Entries from a dataset of interfaces:
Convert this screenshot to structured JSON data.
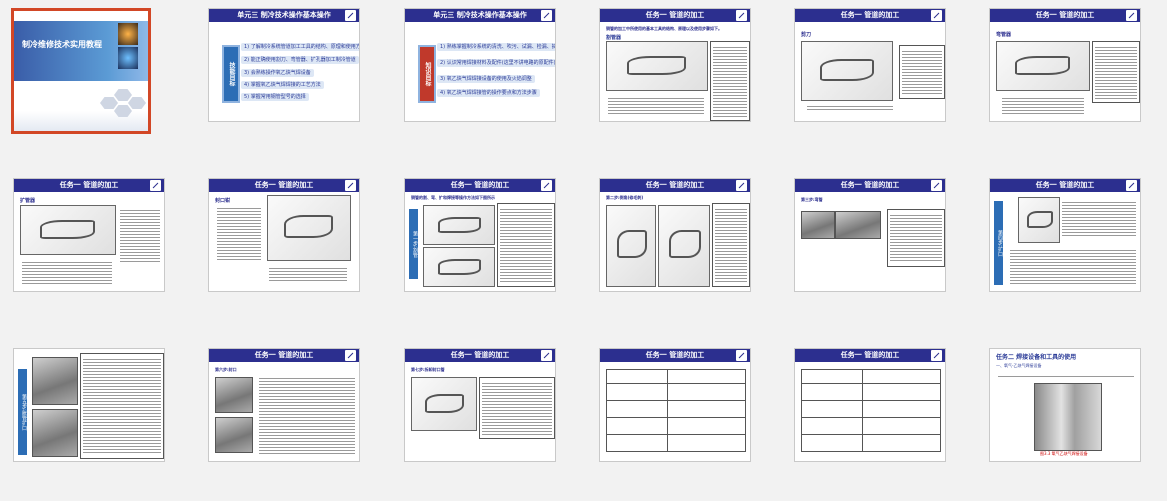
{
  "slides": {
    "s1": {
      "title": "制冷维修技术实用教程"
    },
    "s2": {
      "header": "单元三 制冷技术操作基本操作",
      "badge": "技能目标",
      "items": [
        "1) 了解制冷系统管道加工工具的结构、原理和使用方法",
        "2) 能正确使用割刀、弯管器、扩孔器加工制冷管道",
        "3) 会熟练操作氧乙炔气焊设备",
        "4) 掌握氧乙炔气焊焊接的工艺方法",
        "5) 掌握常用钢管型号的选择"
      ]
    },
    "s3": {
      "header": "单元三 制冷技术操作基本操作",
      "badge": "知识目标",
      "items": [
        "1) 熟练掌握制冷系统的清洗、吹污、试漏、检漏、抽真空、充灌制冷剂的方法,工艺要点",
        "2) 认识常用焊接材料及配件(这里不讲电路的原配件),熟悉各种管路",
        "3) 氧乙炔气焊焊接设备的使用及火焰调整",
        "4) 氧乙炔气焊焊接管的操作要点和方法步骤"
      ]
    },
    "s4": {
      "header": "任务一 管道的加工",
      "sub": "铜管的加工中所使用的基本工具的结构、原理以及使用步骤如下。",
      "label": "割管器"
    },
    "s5": {
      "header": "任务一 管道的加工",
      "label": "剪刀"
    },
    "s6": {
      "header": "任务一 管道的加工",
      "label": "弯管器"
    },
    "s7": {
      "header": "任务一 管道的加工",
      "label": "扩管器"
    },
    "s8": {
      "header": "任务一 管道的加工",
      "label": "封口钳"
    },
    "s9": {
      "header": "任务一 管道的加工",
      "sub": "铜管的割、弯、扩和焊接等操作方法如下图所示",
      "side": "第一步:割管"
    },
    "s10": {
      "header": "任务一 管道的加工",
      "label": "第二步:倒角(修毛刺)"
    },
    "s11": {
      "header": "任务一 管道的加工",
      "label": "第三步:弯管"
    },
    "s12": {
      "header": "任务一 管道的加工",
      "side": "第四步:扩口"
    },
    "s13": {
      "header": "任务一 管道的加工",
      "side": "第五步:胀管扩口"
    },
    "s14": {
      "header": "任务一 管道的加工",
      "label": "第六步:封口"
    },
    "s15": {
      "header": "任务一 管道的加工",
      "label": "第七步:拆卸封口管"
    },
    "s16": {
      "header": "任务一 管道的加工"
    },
    "s17": {
      "header": "任务一 管道的加工"
    },
    "s18": {
      "title": "任务二 焊接设备和工具的使用",
      "sub": "一、氧气-乙炔气焊接设备",
      "caption": "图3.3 氧气乙炔气焊接设备"
    }
  }
}
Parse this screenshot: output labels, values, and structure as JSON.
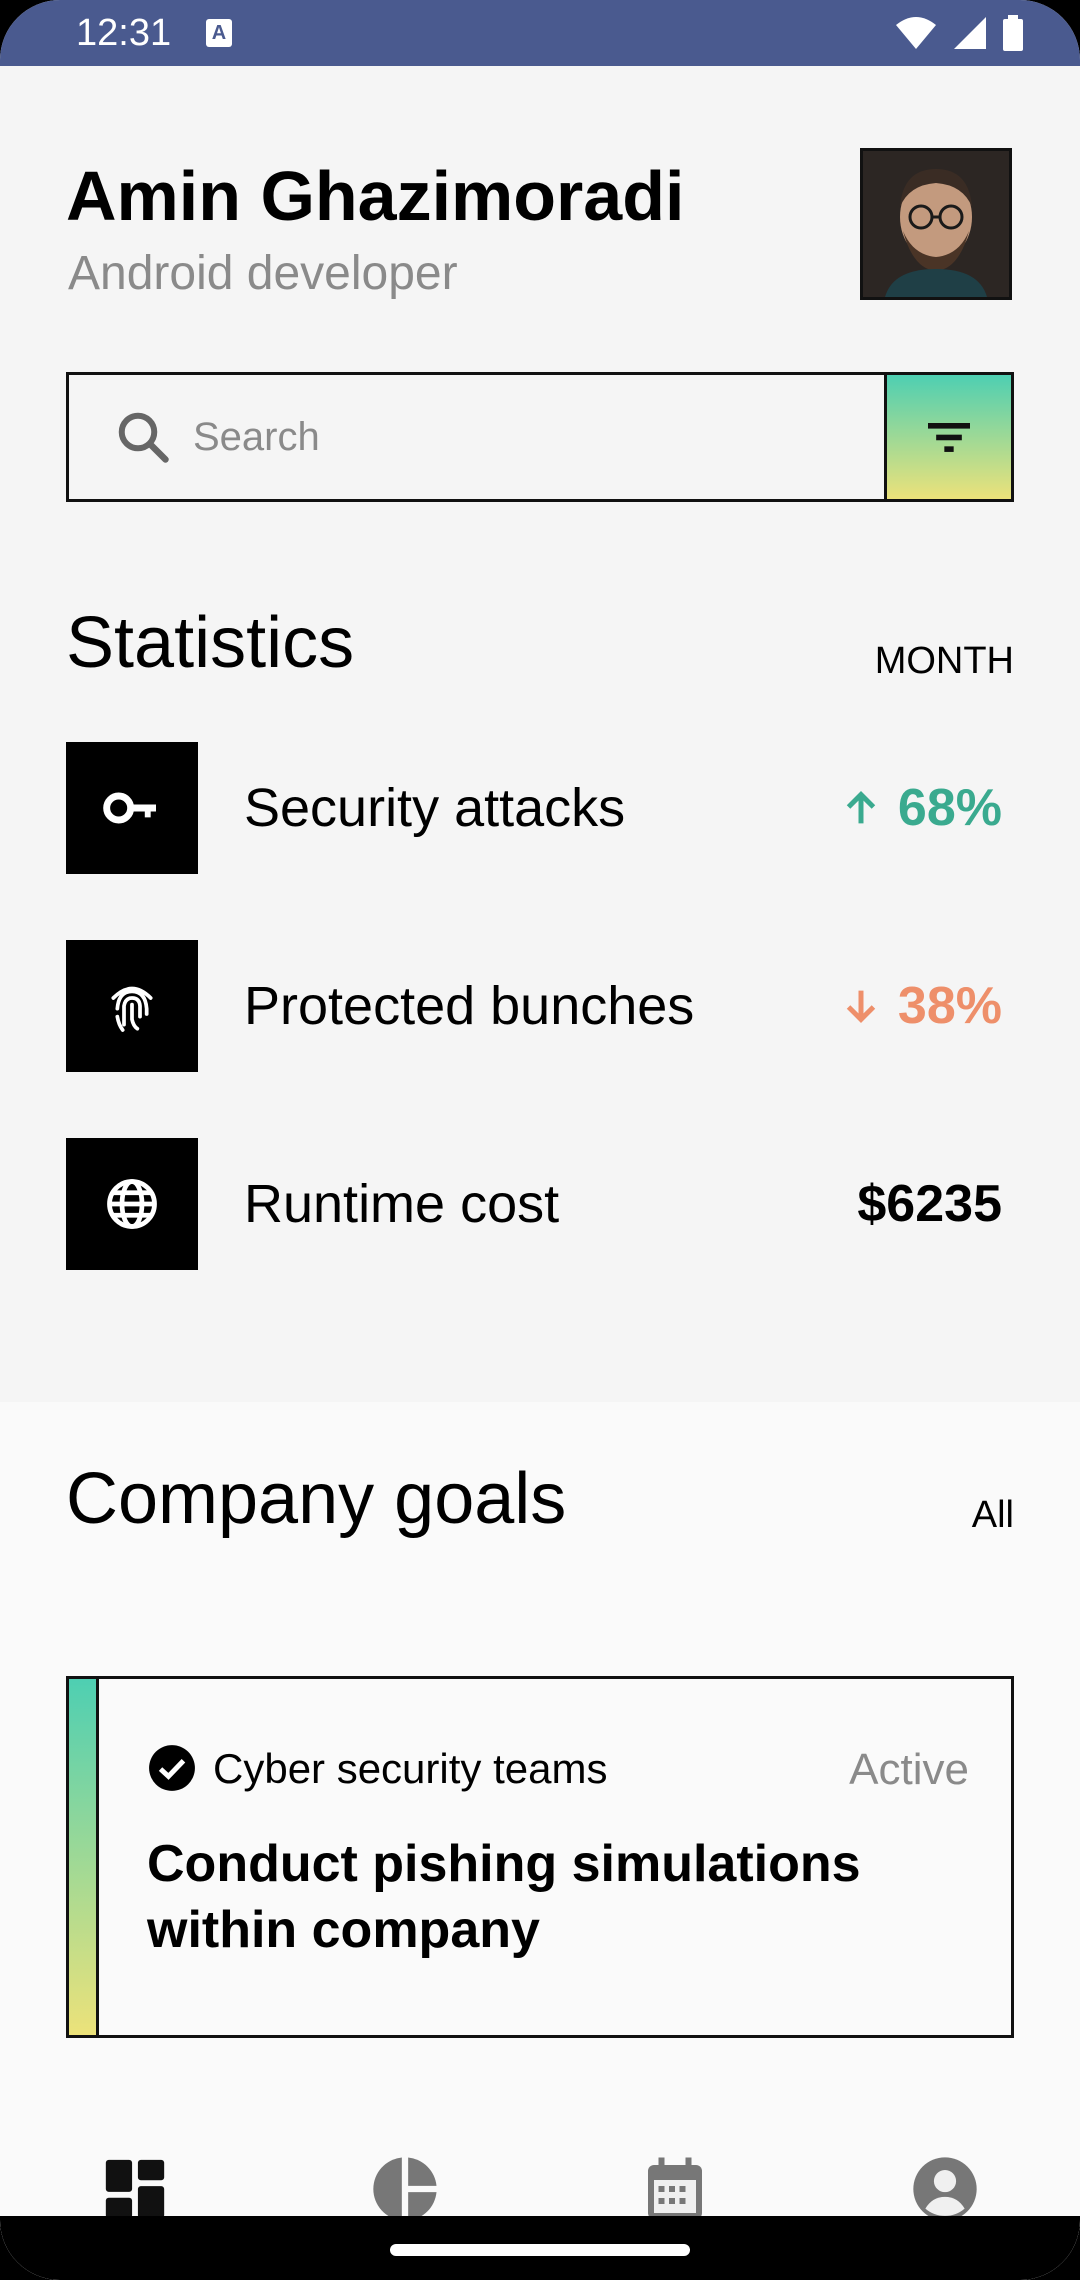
{
  "status_bar": {
    "time": "12:31",
    "notification_glyph": "A"
  },
  "profile": {
    "name": "Amin Ghazimoradi",
    "role": "Android developer"
  },
  "search": {
    "placeholder": "Search",
    "value": ""
  },
  "statistics": {
    "title": "Statistics",
    "period": "MONTH",
    "items": [
      {
        "icon": "key-icon",
        "label": "Security attacks",
        "trend": "up",
        "value": "68%",
        "color": "#3aaa8f"
      },
      {
        "icon": "fingerprint-icon",
        "label": "Protected bunches",
        "trend": "down",
        "value": "38%",
        "color": "#ee8f6a"
      },
      {
        "icon": "globe-icon",
        "label": "Runtime cost",
        "trend": "none",
        "value": "$6235",
        "color": "#000000"
      }
    ]
  },
  "goals": {
    "title": "Company goals",
    "filter": "All",
    "card": {
      "team": "Cyber security teams",
      "status": "Active",
      "title": "Conduct pishing simulations within company"
    }
  },
  "nav": [
    "dashboard-icon",
    "pie-chart-icon",
    "calendar-icon",
    "account-icon"
  ],
  "colors": {
    "status_bar": "#4a5a8f",
    "gradient_top": "#4ecfb2",
    "gradient_bottom": "#ece27a"
  }
}
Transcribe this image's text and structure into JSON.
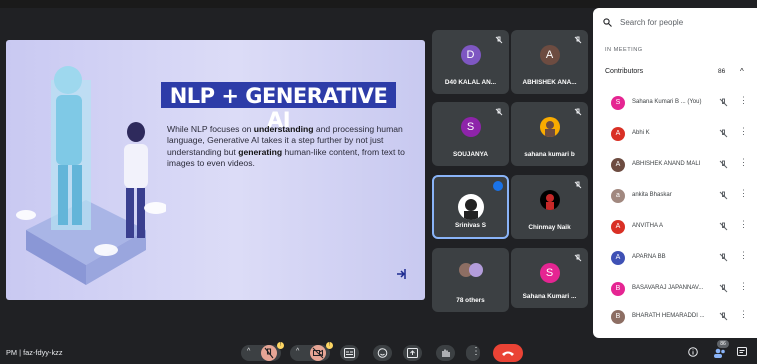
{
  "slide": {
    "title": "NLP + GENERATIVE AI",
    "body_1": "While NLP focuses on ",
    "body_bold_1": "understanding",
    "body_2": " and processing human language, Generative AI takes it a step further by not just understanding but ",
    "body_bold_2": "generating",
    "body_3": " human-like content, from text to images to even videos."
  },
  "tiles": [
    {
      "name": "D40 KALAL AN...",
      "initial": "D",
      "color": "#7e57c2"
    },
    {
      "name": "ABHISHEK ANA...",
      "initial": "A",
      "color": "#6d4c41"
    },
    {
      "name": "SOUJANYA",
      "initial": "S",
      "color": "#8e24aa"
    },
    {
      "name": "sahana kumari b",
      "initial": "",
      "color": "#f9ab00"
    },
    {
      "name": "Srinivas S",
      "initial": "",
      "color": "#ffffff"
    },
    {
      "name": "Chinmay Naik",
      "initial": "",
      "color": "#000000"
    },
    {
      "name": "78 others",
      "initial": "",
      "color": "#8d6e63"
    },
    {
      "name": "Sahana Kumari ...",
      "initial": "S",
      "color": "#e52592"
    }
  ],
  "panel": {
    "search_placeholder": "Search for people",
    "section_label": "IN MEETING",
    "contributors_label": "Contributors",
    "contributors_count": "86",
    "people": [
      {
        "name": "Sahana Kumari B ...  (You)",
        "initial": "S",
        "color": "#e52592"
      },
      {
        "name": "Abhi K",
        "initial": "A",
        "color": "#d93025"
      },
      {
        "name": "ABHISHEK ANAND MALI",
        "initial": "A",
        "color": "#6d4c41"
      },
      {
        "name": "ankita Bhaskar",
        "initial": "a",
        "color": "#a1887f"
      },
      {
        "name": "ANVITHA A",
        "initial": "A",
        "color": "#d93025"
      },
      {
        "name": "APARNA BB",
        "initial": "A",
        "color": "#3f51b5"
      },
      {
        "name": "BASAVARAJ JAPANNAV...",
        "initial": "B",
        "color": "#e52592"
      },
      {
        "name": "BHARATH HEMARADDI ...",
        "initial": "B",
        "color": "#8d6e63"
      }
    ]
  },
  "bottom": {
    "meeting_info": "PM  |  faz-fdyy-kzz",
    "participant_count": "86",
    "mic_badge": "!",
    "cam_badge": "!"
  }
}
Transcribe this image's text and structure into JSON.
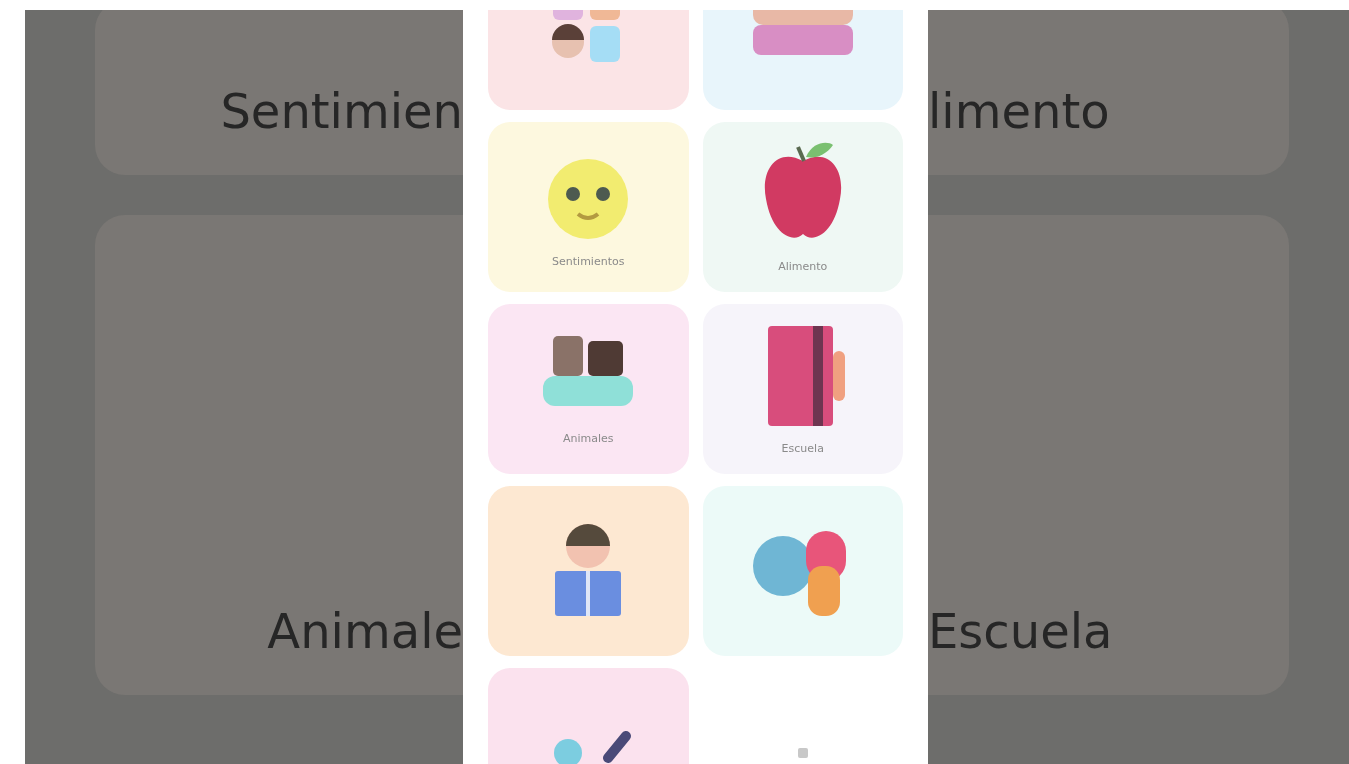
{
  "background": {
    "rows": [
      {
        "left_label": "Sentimien",
        "right_label": "limento"
      },
      {
        "left_label": "Animale",
        "right_label": "Escuela"
      }
    ]
  },
  "tiles": [
    {
      "kind": "people",
      "color": "#fbe4e6"
    },
    {
      "kind": "family",
      "color": "#e8f5fb"
    },
    {
      "kind": "smiley",
      "color": "#fdf8df",
      "label": "Sentimientos"
    },
    {
      "kind": "apple",
      "color": "#eff8f4",
      "label": "Alimento"
    },
    {
      "kind": "dogs",
      "color": "#fbe6f3",
      "label": "Animales"
    },
    {
      "kind": "notebook",
      "color": "#f6f4fa",
      "label": "Escuela"
    },
    {
      "kind": "reader",
      "color": "#fde8d2"
    },
    {
      "kind": "balloons",
      "color": "#ecfaf8"
    },
    {
      "kind": "paint",
      "color": "#fbe2ee"
    },
    {
      "kind": "blank",
      "color": "#ffffff"
    }
  ]
}
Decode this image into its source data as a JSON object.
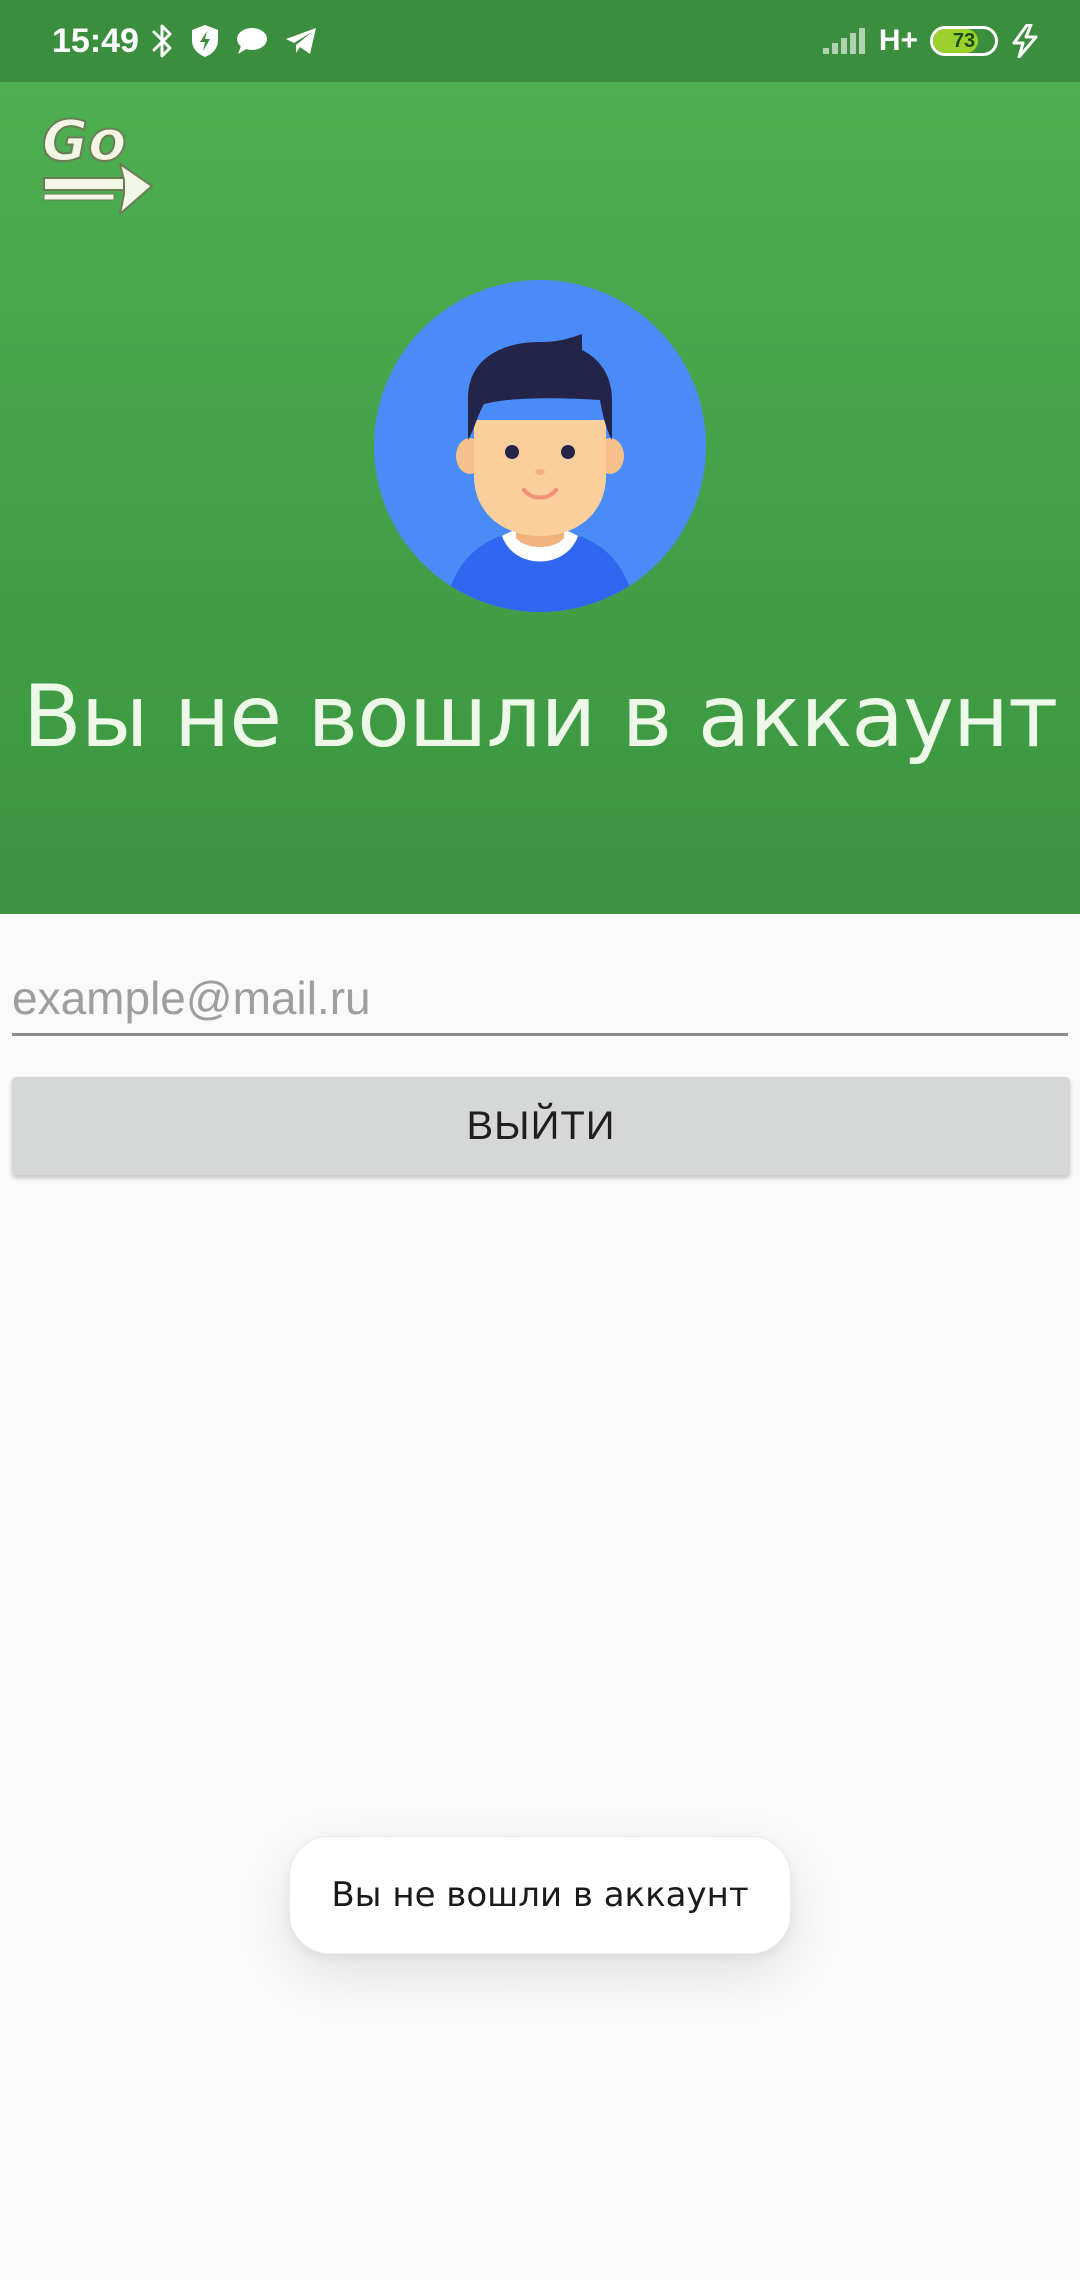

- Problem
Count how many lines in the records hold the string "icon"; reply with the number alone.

- Solution for this task
7